Statistics show that the people of Japan have better health than people living in the United States. Seaweed is a staple food of the island country of Japan and diet is often the factor determining good health and longevity. Seaweed has the high-fiber of vegetables, more protein than meat, and more calcium than milk. Eating seaweed is not a bad idea at all.

Replacing the fat of fast food burgers with the fiber of seaweed would go a long way to improving the way we eat. It could be done using seaweed extract without the burgers tasting much different.

A lot of modern food is over-processed and grown in depleted soil. That is not so if you eat seaweed. The ocean floor is rich in nutrient material and seaweed is a concentrated source of minerals. Supplementing your regular diet with seaweed is a good way to be sure you are getting the quantity and variety of trace minerals and vitamins you need.

There are many types of seaweed. You can find them in health food stores as well as stores that sell Asian food. Look for Agar, Dulse, Hijiki, Irish Moss (which saved thousands of people from starvation during the potato famine of 19th century Ireland), Kelp, Kombu, Laver, Nori, Sloke, and Wakame. Put them together and you have a low calorie sea-vegetable salad! Seaweed can also be used in seasonings, soups, teas, and assorted food recipes.

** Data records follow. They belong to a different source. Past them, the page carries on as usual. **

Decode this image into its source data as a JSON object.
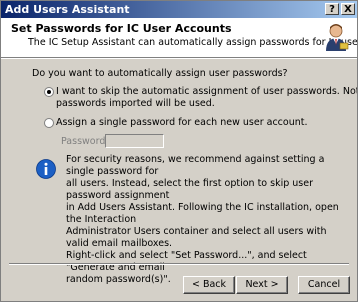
{
  "window": {
    "title": "Add Users Assistant",
    "help_glyph": "?",
    "close_glyph": "X"
  },
  "header": {
    "title": "Set Passwords for IC User Accounts",
    "subtitle": "The IC Setup Assistant can automatically assign passwords for IC user accounts.",
    "icon": "user-icon"
  },
  "body": {
    "question": "Do you want to automatically assign user passwords?",
    "options": [
      {
        "label_line1": "I want to skip the automatic assignment of user passwords. Note that any",
        "label_line2": "passwords imported will be used.",
        "selected": true
      },
      {
        "label_line1": "Assign a single password for each new user account.",
        "selected": false
      }
    ],
    "password_label": "Password:",
    "password_value": "",
    "info_icon": "info-icon",
    "info_lines": [
      "For security reasons, we recommend against setting a single password for",
      "all users. Instead, select the first option to skip user password assignment",
      "in Add Users Assistant. Following the IC installation, open the Interaction",
      "Administrator Users container and select all users with valid email mailboxes.",
      "Right-click and select \"Set Password...\", and select \"Generate and email",
      "random password(s)\"."
    ]
  },
  "buttons": {
    "back": "< Back",
    "next": "Next >",
    "cancel": "Cancel"
  },
  "colors": {
    "title_gradient_start": "#0a246a",
    "title_gradient_end": "#a6caf0",
    "dialog_face": "#d4d0c8",
    "info_blue": "#1c5fc4"
  }
}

Seaweed may not be the name we want to call this food with such value. Sea plants, sea vegetables, marine flora, or ocean herbs may be more appropriate titles. Many scientific studies have been done on the medicinal properties of these ocean herbs.

Limu Maui is an exotic name, which translated means brown seaweed. There is a substance in brown seaweed called fucodian which a Japanese researcher claims to be similar to mothers' milk in its effect on the human immune system. PubMed is a service of the National Library of Medicine and the National Institutes of Health and is a good place to look-up studies on fucodian, laminarin (also an immune-booster found in brown seaweed), or anything else. It is available at either or on the world wide web.

If you have no inclination to eat vegetables let alone sea vegetables, you can still benefit by getting them in easy to take supplement form as in tablets, capsules, or liquid extract. In that way you can also get the smaller algae forms of seaweed like chlorella or spirulina. You would be getting plenty of beta-carotene, vitamin C, potassium, calcium, magnesium, iron, and iodine. Again, studies on these can be found at PubMed.

Seaweed is a wholesome food that adds variety to your diet and is good for your health.